GOG.com has moved away from inno’s own compression to storing a password-protected RAR archive inside their installers; a move that brought a lot of complains from various GOG users. According to fans, this new decision to include password-protected RAR files is basically a form of DRM, something that is against what GOG really stands for. On the other hand, GOG.com’s developer ‘Gowor’ shed some light on what exactly is currently going on.

According to Gowor, the archives are password-protected because the GOG.com team wanted to avoid the situation where someone tampers with the archive and uploads it to a torrent site, and because the team wanted to avoid the situation of ‘when user will see a unprotected rar file, download and unpack it, and get a “broken” installation, because he didn’t use the installer.’

“There were situations, when users would download just a single part of the installer, or try to unrar it manually (because apparently some browsers detect our new archives as rar files), or even try to open the .bin files with the VLC Video Player.
In such a situation I think it’s better to give immediate “it won’t work that way” message, rather than allow someone to make a “partial” installation, which may or may not work, without any information. “

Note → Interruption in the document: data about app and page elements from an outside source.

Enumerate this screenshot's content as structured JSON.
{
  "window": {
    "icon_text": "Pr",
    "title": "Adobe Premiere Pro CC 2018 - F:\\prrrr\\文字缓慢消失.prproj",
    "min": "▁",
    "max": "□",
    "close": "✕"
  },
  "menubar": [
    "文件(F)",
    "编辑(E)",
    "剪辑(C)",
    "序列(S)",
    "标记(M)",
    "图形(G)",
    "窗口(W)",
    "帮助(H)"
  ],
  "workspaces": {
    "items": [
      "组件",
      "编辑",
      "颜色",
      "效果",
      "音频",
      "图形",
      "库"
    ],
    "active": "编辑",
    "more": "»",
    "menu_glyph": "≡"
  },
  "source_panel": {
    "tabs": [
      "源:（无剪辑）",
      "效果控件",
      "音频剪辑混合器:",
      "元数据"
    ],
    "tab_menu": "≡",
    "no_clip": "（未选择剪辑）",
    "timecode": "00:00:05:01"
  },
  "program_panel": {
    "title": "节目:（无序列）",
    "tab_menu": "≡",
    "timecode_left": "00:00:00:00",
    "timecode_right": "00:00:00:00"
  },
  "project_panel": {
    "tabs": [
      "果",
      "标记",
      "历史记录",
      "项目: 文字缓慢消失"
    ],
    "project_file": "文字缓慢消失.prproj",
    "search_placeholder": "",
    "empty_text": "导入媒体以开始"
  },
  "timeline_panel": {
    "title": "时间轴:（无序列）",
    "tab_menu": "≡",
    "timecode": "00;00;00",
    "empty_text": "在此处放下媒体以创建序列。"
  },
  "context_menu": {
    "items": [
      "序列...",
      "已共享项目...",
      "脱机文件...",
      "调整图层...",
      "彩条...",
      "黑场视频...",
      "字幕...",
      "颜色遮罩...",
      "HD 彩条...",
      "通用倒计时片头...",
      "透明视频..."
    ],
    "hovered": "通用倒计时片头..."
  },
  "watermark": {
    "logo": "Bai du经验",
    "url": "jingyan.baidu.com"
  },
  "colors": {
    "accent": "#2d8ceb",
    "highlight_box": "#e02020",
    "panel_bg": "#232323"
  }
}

Gowor claimed that the Installer is designed mostly for reliability and ease of use for any user, and that most users won’t be affected by those password protected files (as the Installers never ask gamers to insert a password).

As Gowor added:

“Mind you – if you are using the supported installation mode, you don’t have to enter the password anywhere. Nor is it in any way dependent on username, or hardware, or anything else. It’s more or less hardcoded into the installer (I see you guys already figured out how), as much as the decompression algorithm. You can still use the installer exactly as you could since the beginning of GOG, and install your games wherever, whenever, and however many times you want. It doesn’t detect where was it downloaded from either. That hasn’t changed at all. “

Of course this decision to move to password protected RAR archives comes with a price. This new method now prevents the use of tools such as innoextract to dump installer contents. By a number of users, this was the go-to method to set up games with DOSbox/emulators/ScummVM/Freespace 2 on phones, Linux and other platforms.

Users have already figured out ways to gain the passwords for GOG.com’s password protected RAR archives, so at least there is a workaround for those few who are affected by it.

Gowor concluded:

“We don’t really support installing the game by manually unpacking the archives (for whatever reason you do that). On the other hand, I see you already figured out the algorithm for obtaining the password, so you are still able to do as much. I’m not going to say “Hey, good job hacking into our software guys!”, but I’m not going to try and make the password harder either.”

John Papadopoulos

John is the founder and Editor in Chief at DSOGaming. He is a PC gaming fan and highly supports the modding and indie communities.Before creating DSOGaming, John worked on numerous gaming websites. While he is a die-hard PC gamer, his gaming roots can be found on consoles. John loved - and still does - the 16-bit consoles, and considers SNES to be one of the best consoles. Still, the PC platform won him over consoles. That was mainly due to 3DFX and its iconic dedicated 3D accelerator graphics card, Voodoo 2. John has also written a higher degree thesis on the "The Evolution of PC graphics cards." Contact: Email